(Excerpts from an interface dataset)
◇ ◇ ◇ ◇ ◇ ◇ ◇
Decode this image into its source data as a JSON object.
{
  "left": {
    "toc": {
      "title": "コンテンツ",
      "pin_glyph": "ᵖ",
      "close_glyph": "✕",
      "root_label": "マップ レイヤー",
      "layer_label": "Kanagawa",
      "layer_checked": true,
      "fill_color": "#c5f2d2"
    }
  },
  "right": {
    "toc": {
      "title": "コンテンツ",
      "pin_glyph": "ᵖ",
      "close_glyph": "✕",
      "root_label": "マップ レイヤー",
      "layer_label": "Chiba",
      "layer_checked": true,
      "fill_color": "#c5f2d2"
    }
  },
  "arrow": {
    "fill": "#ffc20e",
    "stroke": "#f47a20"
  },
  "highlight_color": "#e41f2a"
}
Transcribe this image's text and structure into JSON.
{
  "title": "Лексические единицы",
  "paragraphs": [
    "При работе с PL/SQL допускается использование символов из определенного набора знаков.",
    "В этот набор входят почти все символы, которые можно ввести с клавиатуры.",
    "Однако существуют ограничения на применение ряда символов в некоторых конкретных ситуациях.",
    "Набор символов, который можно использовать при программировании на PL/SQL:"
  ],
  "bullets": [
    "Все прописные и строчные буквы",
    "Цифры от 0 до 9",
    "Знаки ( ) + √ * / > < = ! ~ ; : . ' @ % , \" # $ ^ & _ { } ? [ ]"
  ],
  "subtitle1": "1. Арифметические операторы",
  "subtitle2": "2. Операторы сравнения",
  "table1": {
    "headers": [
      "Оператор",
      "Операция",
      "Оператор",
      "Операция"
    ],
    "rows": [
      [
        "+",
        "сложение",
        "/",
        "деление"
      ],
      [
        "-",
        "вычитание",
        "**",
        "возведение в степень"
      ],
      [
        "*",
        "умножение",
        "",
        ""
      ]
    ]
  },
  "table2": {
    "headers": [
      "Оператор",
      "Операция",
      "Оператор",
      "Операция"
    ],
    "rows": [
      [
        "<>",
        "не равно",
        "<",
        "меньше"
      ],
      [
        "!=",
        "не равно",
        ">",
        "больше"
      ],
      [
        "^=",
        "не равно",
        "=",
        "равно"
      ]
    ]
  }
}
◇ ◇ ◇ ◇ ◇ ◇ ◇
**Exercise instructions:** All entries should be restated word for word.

**Response to this exercise:**
Decode this image into its source data as a JSON object.
{
  "left": {
    "toc": {
      "title": "コンテンツ",
      "pin_glyph": "ᵖ",
      "close_glyph": "✕",
      "root_label": "マップ レイヤー",
      "layer_label": "Kanagawa",
      "layer_checked": true,
      "fill_color": "#c5f2d2"
    }
  },
  "right": {
    "toc": {
      "title": "コンテンツ",
      "pin_glyph": "ᵖ",
      "close_glyph": "✕",
      "root_label": "マップ レイヤー",
      "layer_label": "Chiba",
      "layer_checked": true,
      "fill_color": "#c5f2d2"
    }
  },
  "arrow": {
    "fill": "#ffc20e",
    "stroke": "#f47a20"
  },
  "highlight_color": "#e41f2a"
}
Transcribe this image's text and structure into JSON.
{
  "title": "Лексические единицы",
  "paragraphs": [
    "При работе с PL/SQL допускается использование символов из определенного набора знаков.",
    "В этот набор входят почти все символы, которые можно ввести с клавиатуры.",
    "Однако существуют ограничения на применение ряда символов в некоторых конкретных ситуациях.",
    "Набор символов, который можно использовать при программировании на PL/SQL:"
  ],
  "bullets": [
    "Все прописные и строчные буквы",
    "Цифры от 0 до 9",
    "Знаки ( ) + √ * / > < = ! ~ ; : . ' @ % , \" # $ ^ & _ { } ? [ ]"
  ],
  "subtitle1": "1. Арифметические операторы",
  "subtitle2": "2. Операторы сравнения",
  "table1": {
    "headers": [
      "Оператор",
      "Операция",
      "Оператор",
      "Операция"
    ],
    "rows": [
      [
        "+",
        "сложение",
        "/",
        "деление"
      ],
      [
        "-",
        "вычитание",
        "**",
        "возведение в степень"
      ],
      [
        "*",
        "умножение",
        "",
        ""
      ]
    ]
  },
  "table2": {
    "headers": [
      "Оператор",
      "Операция",
      "Оператор",
      "Операция"
    ],
    "rows": [
      [
        "<>",
        "не равно",
        "<",
        "меньше"
      ],
      [
        "!=",
        "не равно",
        ">",
        "больше"
      ],
      [
        "^=",
        "не равно",
        "=",
        "равно"
      ]
    ]
  }
}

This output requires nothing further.